AAJ: Obviously you're a very prolific artist, 17 albums and only 42 years old, that's heck of a lot for a mid-career artist...
CH: Mid-career, the worst place to be in America. Mid-career, when you're playing your best, you're making your best music, and you can't get the dog to play with you unless you tie a pork chop around your neck. You know what I mean? [laughs]
AAJ: No, what do you mean?
CH: Well, it's just that we live in a youth-obsessed society and we're also living in a time where the music culture has morphed into the image culture. Music, when I was growing up, was always considered such a deep thing, that it existed on its own plane. There was always a little bit of the image thing, which is why someone like Pat Boone can't outsell someone like Little Richard, you know. But now in popular culture the music accounts for less and less. And when I look at the stuff that my kids are into, the music is just sad but the image they produce is pretty incredible. The videos, the shows, the style, the scene, it's all incredibly superficial but amazingly superficial. It's an incredible veneer, you know? So when you're 42 years old and you come from a culture that isn't about that, you can pretty much forget it entirely, which is OK because I'm not interested in the image scene... Guys and gals my age, we like making and playing instrumental music. I mean, we have a snowballs chance in hell of getting rich, but it sure is fun. I wouldn't trade it.

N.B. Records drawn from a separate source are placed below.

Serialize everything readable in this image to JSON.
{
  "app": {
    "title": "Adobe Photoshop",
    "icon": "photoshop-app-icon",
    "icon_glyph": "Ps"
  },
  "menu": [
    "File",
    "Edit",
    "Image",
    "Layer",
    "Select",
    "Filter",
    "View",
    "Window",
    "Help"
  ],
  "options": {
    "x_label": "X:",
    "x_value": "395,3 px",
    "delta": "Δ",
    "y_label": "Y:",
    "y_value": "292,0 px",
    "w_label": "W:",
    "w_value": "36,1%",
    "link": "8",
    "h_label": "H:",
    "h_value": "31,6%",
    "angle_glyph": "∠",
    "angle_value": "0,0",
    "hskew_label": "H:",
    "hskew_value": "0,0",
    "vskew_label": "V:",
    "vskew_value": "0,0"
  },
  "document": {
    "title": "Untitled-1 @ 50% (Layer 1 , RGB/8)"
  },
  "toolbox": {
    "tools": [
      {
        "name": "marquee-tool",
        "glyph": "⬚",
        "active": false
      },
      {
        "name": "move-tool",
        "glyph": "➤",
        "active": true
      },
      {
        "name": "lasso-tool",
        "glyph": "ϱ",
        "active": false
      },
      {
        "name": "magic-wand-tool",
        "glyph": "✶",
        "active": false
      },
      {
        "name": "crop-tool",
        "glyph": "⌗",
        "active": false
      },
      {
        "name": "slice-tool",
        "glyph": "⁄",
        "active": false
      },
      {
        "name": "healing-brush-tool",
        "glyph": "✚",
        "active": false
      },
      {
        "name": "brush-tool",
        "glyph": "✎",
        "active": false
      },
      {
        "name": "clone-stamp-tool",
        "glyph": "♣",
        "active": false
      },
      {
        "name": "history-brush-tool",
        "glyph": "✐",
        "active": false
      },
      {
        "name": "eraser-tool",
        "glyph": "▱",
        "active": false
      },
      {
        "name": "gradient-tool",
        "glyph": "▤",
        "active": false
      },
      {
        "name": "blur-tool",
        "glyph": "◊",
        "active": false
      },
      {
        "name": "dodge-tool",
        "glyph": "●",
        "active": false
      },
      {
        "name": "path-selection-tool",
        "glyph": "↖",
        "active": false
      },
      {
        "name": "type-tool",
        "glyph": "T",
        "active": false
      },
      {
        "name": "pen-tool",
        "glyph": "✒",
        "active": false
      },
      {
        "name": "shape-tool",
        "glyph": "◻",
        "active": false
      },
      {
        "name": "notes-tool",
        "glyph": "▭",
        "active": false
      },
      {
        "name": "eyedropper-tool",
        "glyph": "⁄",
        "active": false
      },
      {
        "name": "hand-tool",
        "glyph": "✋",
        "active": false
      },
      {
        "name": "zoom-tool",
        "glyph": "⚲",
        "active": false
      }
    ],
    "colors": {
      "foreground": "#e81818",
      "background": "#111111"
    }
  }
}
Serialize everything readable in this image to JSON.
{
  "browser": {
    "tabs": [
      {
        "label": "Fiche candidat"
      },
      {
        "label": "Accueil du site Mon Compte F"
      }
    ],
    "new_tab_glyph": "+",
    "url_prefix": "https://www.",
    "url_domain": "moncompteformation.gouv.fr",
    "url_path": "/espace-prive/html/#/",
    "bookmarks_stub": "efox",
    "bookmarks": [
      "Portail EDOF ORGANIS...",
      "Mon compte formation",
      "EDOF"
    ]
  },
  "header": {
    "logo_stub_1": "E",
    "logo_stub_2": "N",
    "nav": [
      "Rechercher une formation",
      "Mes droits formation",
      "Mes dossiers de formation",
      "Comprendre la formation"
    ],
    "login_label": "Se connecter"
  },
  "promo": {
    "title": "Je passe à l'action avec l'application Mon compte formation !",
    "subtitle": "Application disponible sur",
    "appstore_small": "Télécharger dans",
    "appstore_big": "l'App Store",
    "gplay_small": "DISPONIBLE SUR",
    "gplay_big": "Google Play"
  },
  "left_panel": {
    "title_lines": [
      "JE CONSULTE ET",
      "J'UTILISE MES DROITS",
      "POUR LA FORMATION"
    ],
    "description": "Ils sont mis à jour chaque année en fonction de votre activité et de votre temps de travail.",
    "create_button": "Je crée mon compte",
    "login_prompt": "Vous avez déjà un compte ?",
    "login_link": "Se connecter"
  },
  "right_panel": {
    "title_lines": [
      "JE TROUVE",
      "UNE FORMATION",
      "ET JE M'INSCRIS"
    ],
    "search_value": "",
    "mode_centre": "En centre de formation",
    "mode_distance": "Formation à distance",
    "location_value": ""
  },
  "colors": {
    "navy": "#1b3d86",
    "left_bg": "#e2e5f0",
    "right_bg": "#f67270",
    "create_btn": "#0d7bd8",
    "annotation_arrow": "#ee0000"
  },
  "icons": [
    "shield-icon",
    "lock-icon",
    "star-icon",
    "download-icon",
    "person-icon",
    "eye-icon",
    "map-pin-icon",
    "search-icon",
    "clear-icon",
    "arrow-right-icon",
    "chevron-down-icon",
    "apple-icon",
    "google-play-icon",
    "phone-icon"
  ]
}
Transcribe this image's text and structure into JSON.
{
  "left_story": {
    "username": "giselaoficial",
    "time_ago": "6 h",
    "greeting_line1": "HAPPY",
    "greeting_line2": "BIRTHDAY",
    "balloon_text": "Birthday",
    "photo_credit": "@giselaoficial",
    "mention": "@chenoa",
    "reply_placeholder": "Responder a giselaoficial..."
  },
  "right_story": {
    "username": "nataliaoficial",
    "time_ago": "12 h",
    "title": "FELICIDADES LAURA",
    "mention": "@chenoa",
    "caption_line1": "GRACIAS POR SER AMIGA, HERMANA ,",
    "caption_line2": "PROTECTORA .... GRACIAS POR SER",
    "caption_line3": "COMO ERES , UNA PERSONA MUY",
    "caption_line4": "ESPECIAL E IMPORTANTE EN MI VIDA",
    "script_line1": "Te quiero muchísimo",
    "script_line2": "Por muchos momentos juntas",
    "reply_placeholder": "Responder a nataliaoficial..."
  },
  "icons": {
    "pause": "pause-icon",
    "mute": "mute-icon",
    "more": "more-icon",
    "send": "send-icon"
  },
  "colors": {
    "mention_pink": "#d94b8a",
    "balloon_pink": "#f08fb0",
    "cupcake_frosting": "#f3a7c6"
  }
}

AAJ: Was there a period, back when you were first starting out, when you had to be more mindful of appearance and all that?
CH: Well, there was a time when I was a hired musician in this band called The Disposable Heroes of Hiphoprisy, which had a small amount of fabulousness associated with their name in the late 1980s/early 1990s. I was really just a fly on the wall because I was only performing a function, you know, playing the guitar and the bass. I wasn't a star. And we were on the road with very popular bands like Arrested Development and Public Enemy, all the big Hip-Hop acts at that time, and then we went on tour opening for U2. So I got that out of my system early. It's like when you get all the candy on Halloween and your parents either ration it out to you or they let you eat the whole bag. So I ate the whole bag and got really sick. [laughs] But it was a great experience to see that the scene and understand that being the star is really good for a certain kind of personality. But it's not for me. I don't really enjoy it. I think it is kind of an illusion and when it's over, no one will really remember it because there's nothing actual to it. It's dust.
AAJ: But that experience did give you some exposure, right?
CH: Not really. I pretty much quit Hiphoprisy in the middle of their thing because I couldn't stand it anymore. And so I went back to moving furniture during the day and playing fairly low-paying gigs at night... At that point, I had my own group and we played a lot around the [(San Francisco] Bay Area. In the mid-1990s, there was this interesting thing happening with improvised music out there, an interest in what would be euphemistically called "urban," meaning anything that wasn't in the hallowed halls of "jazzness." So the record companies came looking for us and there was a big feeding frenzy, the last gasp of the old way of doing things...